The KIndness of Strangers

In February I was driving down to the Florida Keys for a month to get the cold out of my bones. I stopped in Beaufort, S.C., picked up my in-laws, Marianne and Steve Harrison, and headed south. We stopped overnight in Palm Beach. As we were heading out the next morning, I got a call from the Palisades Library.

“Is this Leslie Smolan? Well, an older gentleman and his wife from Michigan are trying to contact you. He said they found your belongings at a McDonalds.” Mystified, I looked in the back of the car, only to discover that my winter coat (a nice one!) and a bag that contained my checkbook (with $200 cash tucked inside), my late mother’s checkbook, my late husband Rodney’s checkbook, my income tax file, an irreplaceable 1944 portrait of Rodney’s parents and the program for his grandparents 50th Anniversary, two important photo books and N95 masks were missing! How was that possible? Thinking back, we did stop at a McDonald for lunch and I recall removing something from our packed car. Shortly afterward, a driver honked to signal my hatch door was open! Oh no!

The library gave me the phone number for Dallas Beaty. I tried to text him, but he wasn’t a texter. When we finally connected, he told me how he and his wife Jackie found the bag on the ground when they stopped at McDonalds. After looking inside, they were determined to track me down! The local police told them to leave it where they found it. My bank refused to provide any information, but the Palisades Library came through. (Dallas admitted apologetically that they saw my donation letter from the Library when digging through paperwork).

I babbled a hundred thanks and encouraged them to keep the cash, which they refused. Dallas and Jackie shipped everything back to me at their own expense. I sent them a gift from Zingermans (just coincidentally in Michigan), a copy of Rodney’s last book and cash to reimburse their outlay. Jackie made a point of speaking to me. “We all lose things. I just hope someday someone does the same for me.”

We met a month later in Melrose Beach on my drive back north. Dallas had just retired from 42 years as a heavy equipment operator at a steel mill. He was one of 12 kids, and the only sibling to leave the farm and work outside of Detroit. Instead of golfing and fishing, he was now restoring antique cars. He and Jackie were taking a well-deserved break before heading back to Michigan.

We all marveled at how this random event brought us together. They felt good about their good deed and my faith in humanity was restored. During this weird moment in history, when all we hear about is the bad and the ugly and are encouraged to fear “the other,” it was heartwarming to discover the kindness of strangers.
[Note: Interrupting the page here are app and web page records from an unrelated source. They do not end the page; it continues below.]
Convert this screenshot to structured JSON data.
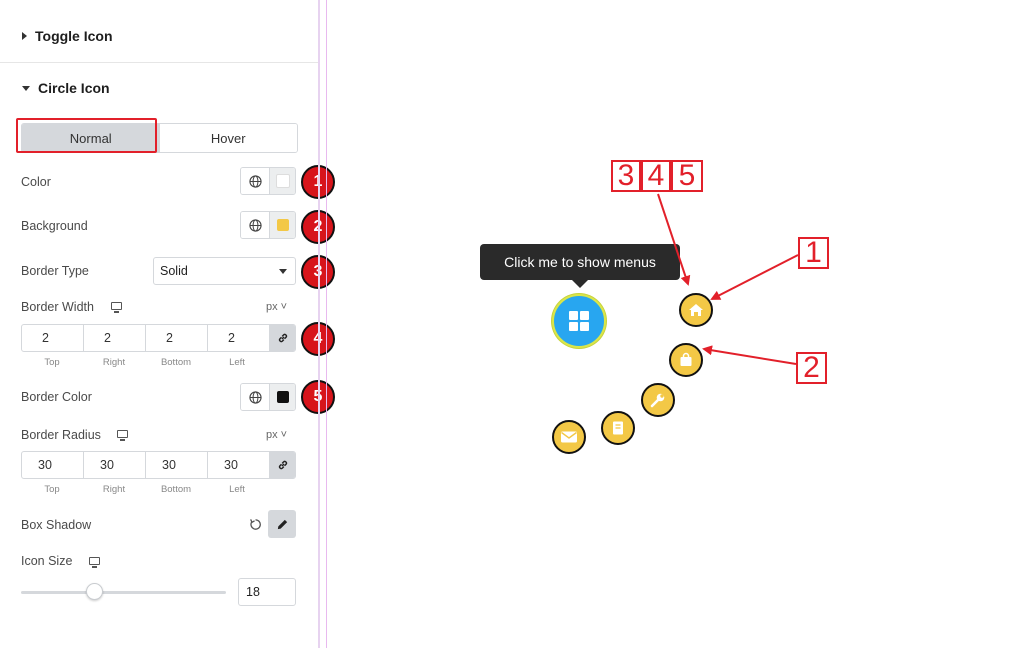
{
  "panel": {
    "toggle_icon_title": "Toggle Icon",
    "circle_icon_title": "Circle Icon",
    "tabs": [
      {
        "label": "Normal",
        "active": true
      },
      {
        "label": "Hover",
        "active": false
      }
    ],
    "color_label": "Color",
    "background_label": "Background",
    "border_type_label": "Border Type",
    "border_type_value": "Solid",
    "border_width_label": "Border Width",
    "border_width_unit": "px",
    "border_width_values": [
      "2",
      "2",
      "2",
      "2"
    ],
    "dimension_labels": [
      "Top",
      "Right",
      "Bottom",
      "Left"
    ],
    "border_color_label": "Border Color",
    "border_radius_label": "Border Radius",
    "border_radius_unit": "px",
    "border_radius_values": [
      "30",
      "30",
      "30",
      "30"
    ],
    "box_shadow_label": "Box Shadow",
    "icon_size_label": "Icon Size",
    "icon_size_value": "18",
    "icon_size_slider_fraction": 0.36,
    "colors": {
      "color_swatch": "#ffffff",
      "background_swatch": "#f3c846",
      "border_color_swatch": "#111111"
    }
  },
  "badges": [
    "1",
    "2",
    "3",
    "4",
    "5"
  ],
  "preview": {
    "tooltip": "Click me to show menus",
    "toggle_icon": "windows-grid-icon",
    "menu_items": [
      {
        "icon": "home-icon"
      },
      {
        "icon": "shopping-bag-icon"
      },
      {
        "icon": "wrench-icon"
      },
      {
        "icon": "book-icon"
      },
      {
        "icon": "envelope-icon"
      }
    ],
    "annotations": {
      "label_1": "1",
      "label_2": "2",
      "label_345": [
        "3",
        "4",
        "5"
      ]
    }
  },
  "accent": {
    "annotation_red": "#e2202a",
    "toggle_blue": "#28a6f0",
    "menu_yellow": "#f3c846"
  }
}
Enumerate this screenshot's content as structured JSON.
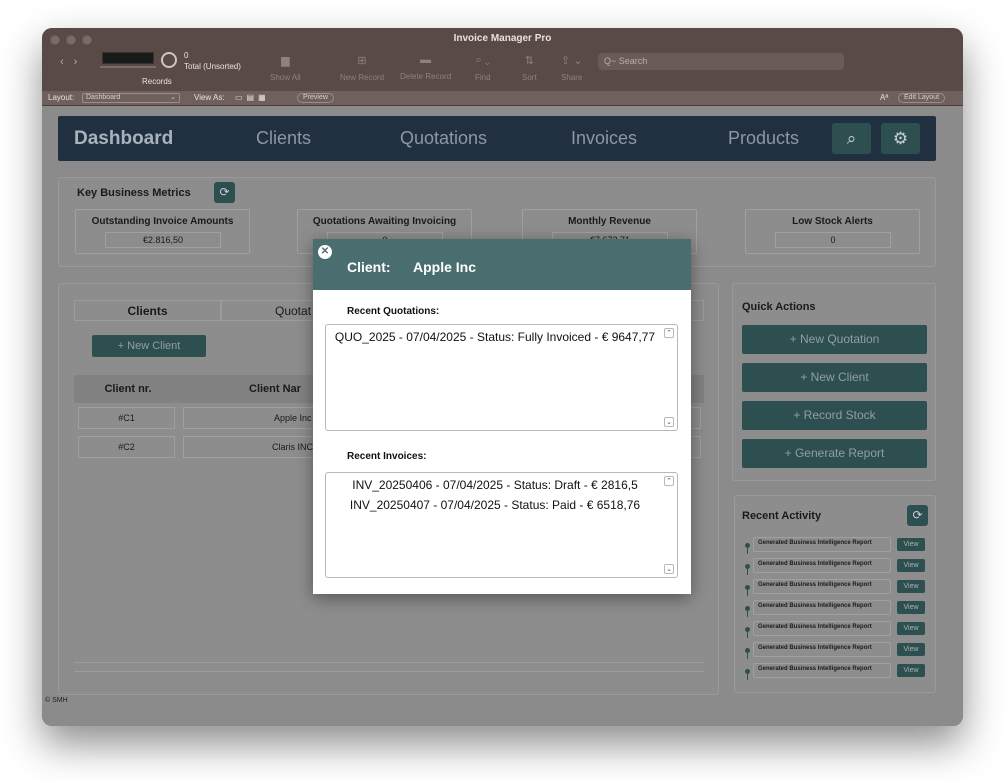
{
  "window": {
    "title": "Invoice Manager Pro"
  },
  "toolbar": {
    "record_count": "0",
    "record_total": "Total (Unsorted)",
    "records_label": "Records",
    "show_all": "Show All",
    "new_record": "New Record",
    "delete_record": "Delete Record",
    "find": "Find",
    "sort": "Sort",
    "share": "Share",
    "search_placeholder": "Q~ Search"
  },
  "layout_bar": {
    "layout_label": "Layout:",
    "layout_value": "Dashboard",
    "view_as": "View As:",
    "preview": "Preview",
    "edit_layout": "Edit Layout"
  },
  "nav": {
    "items": [
      "Dashboard",
      "Clients",
      "Quotations",
      "Invoices",
      "Products"
    ],
    "active": "Dashboard"
  },
  "metrics": {
    "title": "Key Business Metrics",
    "cards": [
      {
        "label": "Outstanding Invoice Amounts",
        "value": "€2.816,50"
      },
      {
        "label": "Quotations Awaiting Invoicing",
        "value": "0"
      },
      {
        "label": "Monthly Revenue",
        "value": "€7.672,71"
      },
      {
        "label": "Low Stock Alerts",
        "value": "0"
      }
    ]
  },
  "clients_panel": {
    "tabs": [
      "Clients",
      "Quotat"
    ],
    "new_client": "+ New Client",
    "columns": [
      "Client nr.",
      "Client Nar"
    ],
    "rows": [
      {
        "nr": "#C1",
        "name": "Apple Inc"
      },
      {
        "nr": "#C2",
        "name": "Claris INC"
      }
    ]
  },
  "quick_actions": {
    "title": "Quick Actions",
    "buttons": [
      "+ New Quotation",
      "+ New Client",
      "+ Record Stock",
      "+ Generate Report"
    ]
  },
  "recent_activity": {
    "title": "Recent Activity",
    "items": [
      "Generated Business Intelligence Report",
      "Generated Business Intelligence Report",
      "Generated Business Intelligence Report",
      "Generated Business Intelligence Report",
      "Generated Business Intelligence Report",
      "Generated Business Intelligence Report",
      "Generated Business Intelligence Report"
    ],
    "view_label": "View"
  },
  "footer": "© SMH",
  "modal": {
    "title_label": "Client:",
    "client_name": "Apple Inc",
    "quotations_label": "Recent Quotations:",
    "quotations": [
      "QUO_2025 - 07/04/2025 - Status: Fully Invoiced - € 9647,77"
    ],
    "invoices_label": "Recent Invoices:",
    "invoices": [
      "INV_20250406 - 07/04/2025 - Status: Draft - € 2816,5",
      "INV_20250407 - 07/04/2025 - Status: Paid - € 6518,76"
    ]
  }
}
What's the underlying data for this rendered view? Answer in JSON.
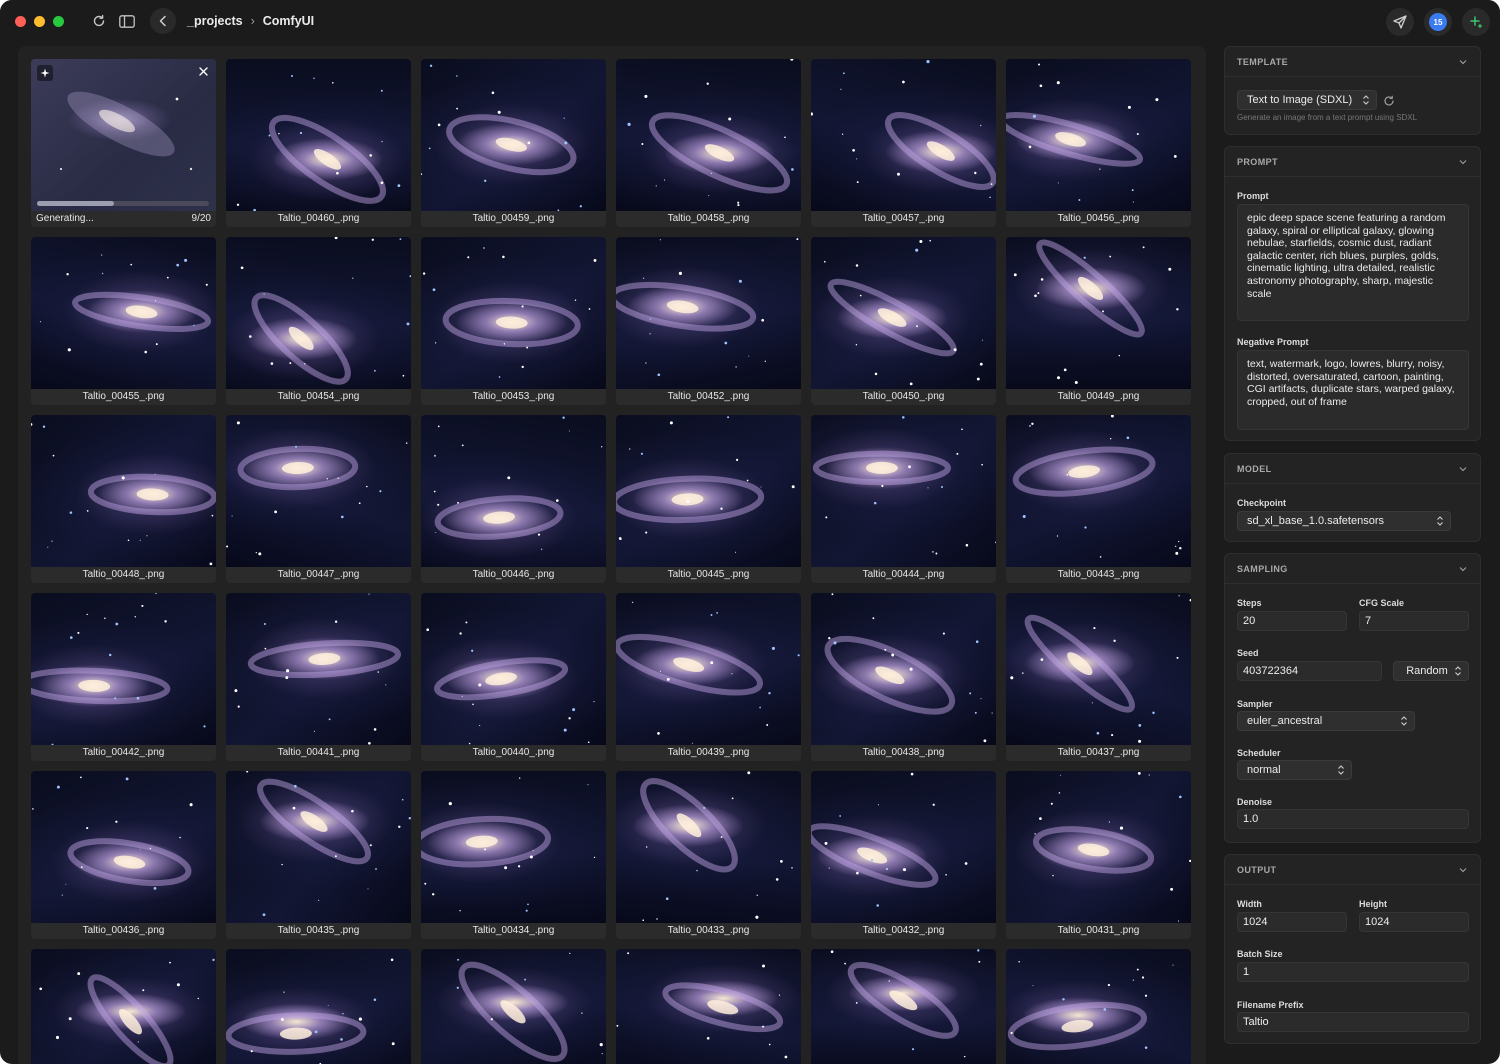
{
  "breadcrumb": {
    "parent": "_projects",
    "separator": "›",
    "current": "ComfyUI"
  },
  "titlebar": {
    "notification_count": "15"
  },
  "generating": {
    "label": "Generating...",
    "step_text": "9/20",
    "progress_fraction": 0.45
  },
  "gallery": {
    "tiles": [
      "Taltio_00460_.png",
      "Taltio_00459_.png",
      "Taltio_00458_.png",
      "Taltio_00457_.png",
      "Taltio_00456_.png",
      "Taltio_00455_.png",
      "Taltio_00454_.png",
      "Taltio_00453_.png",
      "Taltio_00452_.png",
      "Taltio_00450_.png",
      "Taltio_00449_.png",
      "Taltio_00448_.png",
      "Taltio_00447_.png",
      "Taltio_00446_.png",
      "Taltio_00445_.png",
      "Taltio_00444_.png",
      "Taltio_00443_.png",
      "Taltio_00442_.png",
      "Taltio_00441_.png",
      "Taltio_00440_.png",
      "Taltio_00439_.png",
      "Taltio_00438_.png",
      "Taltio_00437_.png",
      "Taltio_00436_.png",
      "Taltio_00435_.png",
      "Taltio_00434_.png",
      "Taltio_00433_.png",
      "Taltio_00432_.png",
      "Taltio_00431_.png",
      "",
      "",
      "",
      "",
      "",
      ""
    ]
  },
  "template": {
    "header": "TEMPLATE",
    "selected": "Text to Image (SDXL)",
    "description": "Generate an image from a text prompt using SDXL"
  },
  "prompt": {
    "header": "PROMPT",
    "prompt_label": "Prompt",
    "prompt_value": "epic deep space scene featuring a random galaxy, spiral or elliptical galaxy, glowing nebulae, starfields, cosmic dust, radiant galactic center, rich blues, purples, golds, cinematic lighting, ultra detailed, realistic astronomy photography, sharp, majestic scale",
    "negative_label": "Negative Prompt",
    "negative_value": "text, watermark, logo, lowres, blurry, noisy, distorted, oversaturated, cartoon, painting, CGI artifacts, duplicate stars, warped galaxy, cropped, out of frame"
  },
  "model": {
    "header": "MODEL",
    "checkpoint_label": "Checkpoint",
    "checkpoint_value": "sd_xl_base_1.0.safetensors"
  },
  "sampling": {
    "header": "SAMPLING",
    "steps_label": "Steps",
    "steps_value": "20",
    "cfg_label": "CFG Scale",
    "cfg_value": "7",
    "seed_label": "Seed",
    "seed_value": "403722364",
    "seed_mode": "Random",
    "sampler_label": "Sampler",
    "sampler_value": "euler_ancestral",
    "scheduler_label": "Scheduler",
    "scheduler_value": "normal",
    "denoise_label": "Denoise",
    "denoise_value": "1.0"
  },
  "output": {
    "header": "OUTPUT",
    "width_label": "Width",
    "width_value": "1024",
    "height_label": "Height",
    "height_value": "1024",
    "batch_label": "Batch Size",
    "batch_value": "1",
    "prefix_label": "Filename Prefix",
    "prefix_value": "Taltio"
  }
}
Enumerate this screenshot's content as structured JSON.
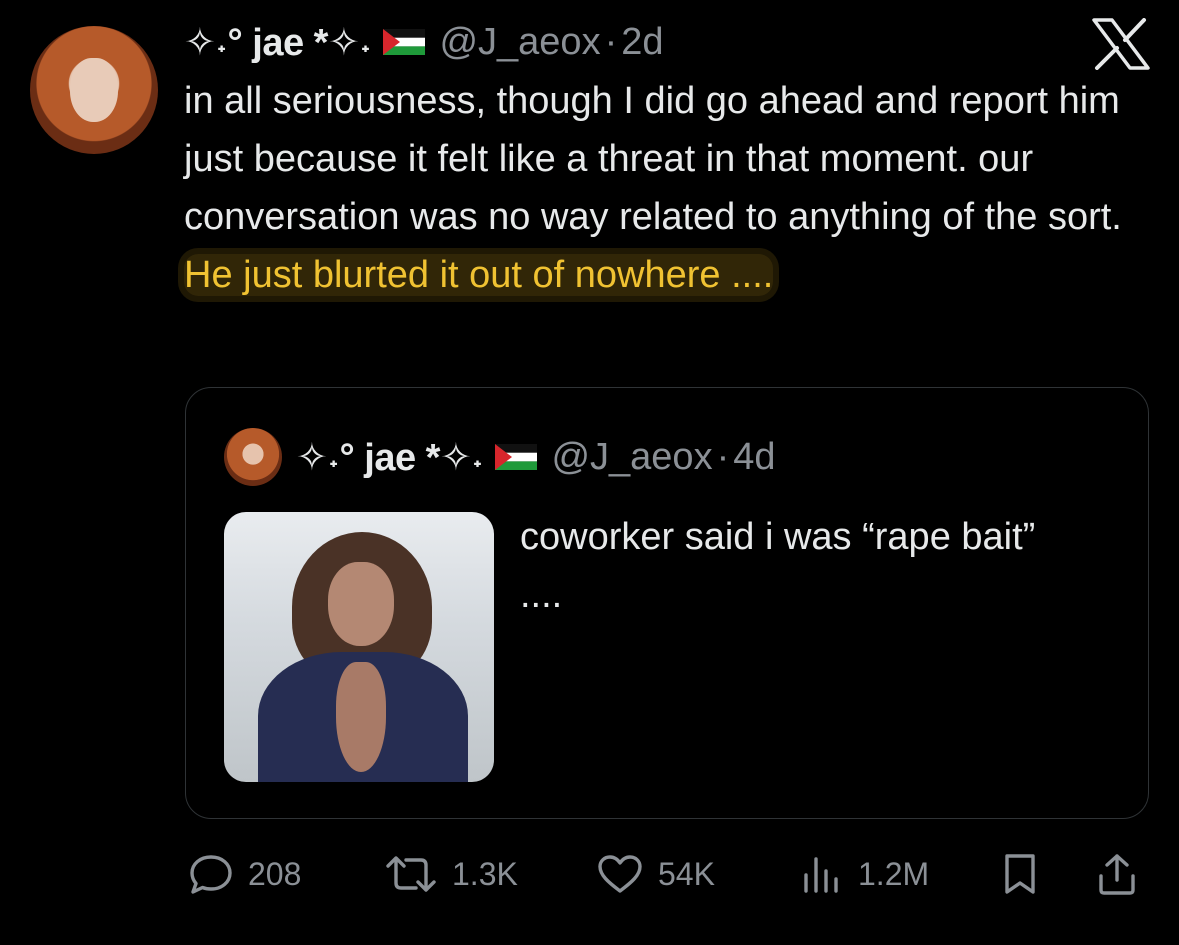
{
  "tweet": {
    "display_name_prefix": "✧˖°",
    "display_name": "jae",
    "display_name_suffix": "*✧˖",
    "flag_icon": "palestine-flag-icon",
    "handle": "@J_aeox",
    "separator": "·",
    "time": "2d",
    "text_plain": "in all seriousness, though I did go ahead and report him just because it felt like a threat in that moment. our conversation was no way related to anything of the sort. ",
    "text_highlight": "He just blurted it out of nowhere ....",
    "highlight_color": "#f0c232"
  },
  "quoted": {
    "display_name_prefix": "✧˖°",
    "display_name": "jae",
    "display_name_suffix": "*✧˖",
    "handle": "@J_aeox",
    "separator": "·",
    "time": "4d",
    "text": "coworker said i was “rape bait” ...."
  },
  "actions": {
    "replies": "208",
    "reposts": "1.3K",
    "likes": "54K",
    "views": "1.2M"
  },
  "colors": {
    "background": "#000000",
    "text": "#e7e9ea",
    "muted": "#8b9096",
    "border": "#2f3336"
  }
}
Coda: A week after getting everything returned, Rodney’s instagram account was taken down by Turkish hackers, but that’s a story for another day… Leslie Smolan